The other day, veteran technology journalist Jason Perlow wrote a compelling post on ZDNet
about the text book of the future and what the ideal hardware might look like.
While I realize that Perlow makes clear he was concentrating on the hardware because that's his strength, it raises key questions about what matters when it comes to eTextbooks. Is it the hardware, the software, the content or the perfect combination of all three?
Todd Sirrine, Client Partner at Ness
, who specializes in the education market sees it as more than a pure content problem. He thinks it comes down to the software that will run these devices.

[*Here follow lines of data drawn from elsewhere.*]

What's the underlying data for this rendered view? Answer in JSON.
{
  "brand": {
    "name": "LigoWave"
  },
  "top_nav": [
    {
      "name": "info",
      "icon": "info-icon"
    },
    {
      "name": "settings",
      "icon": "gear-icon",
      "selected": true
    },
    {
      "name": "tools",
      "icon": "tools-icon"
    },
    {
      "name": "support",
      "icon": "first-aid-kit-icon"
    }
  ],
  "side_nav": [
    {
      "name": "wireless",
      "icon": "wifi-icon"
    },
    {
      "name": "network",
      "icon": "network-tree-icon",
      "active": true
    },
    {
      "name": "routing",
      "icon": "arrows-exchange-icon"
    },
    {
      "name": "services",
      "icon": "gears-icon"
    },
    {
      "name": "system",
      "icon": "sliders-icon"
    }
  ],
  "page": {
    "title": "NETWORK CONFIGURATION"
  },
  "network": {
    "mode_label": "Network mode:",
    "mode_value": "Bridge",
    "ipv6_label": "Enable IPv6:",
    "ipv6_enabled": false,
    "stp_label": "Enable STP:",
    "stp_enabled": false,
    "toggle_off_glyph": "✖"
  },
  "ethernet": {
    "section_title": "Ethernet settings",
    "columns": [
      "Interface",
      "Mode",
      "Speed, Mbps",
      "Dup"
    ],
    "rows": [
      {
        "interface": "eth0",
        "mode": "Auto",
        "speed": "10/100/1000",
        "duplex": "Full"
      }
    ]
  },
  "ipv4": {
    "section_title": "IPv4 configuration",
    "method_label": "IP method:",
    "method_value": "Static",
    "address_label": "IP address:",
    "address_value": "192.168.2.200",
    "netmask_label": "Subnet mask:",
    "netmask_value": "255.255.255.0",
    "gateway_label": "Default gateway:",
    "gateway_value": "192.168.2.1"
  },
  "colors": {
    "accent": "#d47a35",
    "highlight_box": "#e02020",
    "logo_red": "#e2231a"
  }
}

"The game changer which no one is talking about yet because portions of the premise will be extremely unpopular initially with academia - has to do with interaction levels, feedback loops, and the role of the teacher, Sirrine said. He added," It will be the software behind the scenes that leverage decision-science logic and performance analytics that track usage, velocity, mastery, learning decay, decision patterns, and learning profile that make a digital device the far more powerful and optimal tool."
But some believe it's all about content, whether we are talking text books or the more general eBook reader market.
Last year about this time, I was a judge in the first Deloitte National MBA competition
where teams from the country's best and brightest MBA programs competed to figure out how to come to come up with the most clever eReader technology business idea.
You can get the details here
, but the gist of it was they had to come up with a business idea from one of four main categories: raw materials, devices, software/services/publishers or content. As I wrote, it all came down to one thing:
"Ken Landis, Principal in Deloitte's IT Strategy practice, gave a little speech about the presentations and he bluntly told the students they all failed. Why? Because folks it's about the content, and his view all of the teams failed to recognize that."
But Sirrine disagrees with this notion, believing instead that content isn't even relevant. "It isn’t about the content anymore – I can find out anything in the world on any subject in the world in ten seconds on Google - the nature of teaching has to change to be more centered upon innovation, creativity, compilation, communication, teamwork and eliminating the fear of failure."
Whether it's building the perfect hardware for the market -- and I believe Perlow has a point here that we have to consider price, battery life and durability when building eTextbook reading devices--the content as Landis believes or the software and services as Sirrine thinks, it's clear the way we deliver textbooks to children is going to be changing in a dramatic way over the next 10 years, and we have to be thinking about how all of three of these areas will come together to develop the perfect eTextbook device.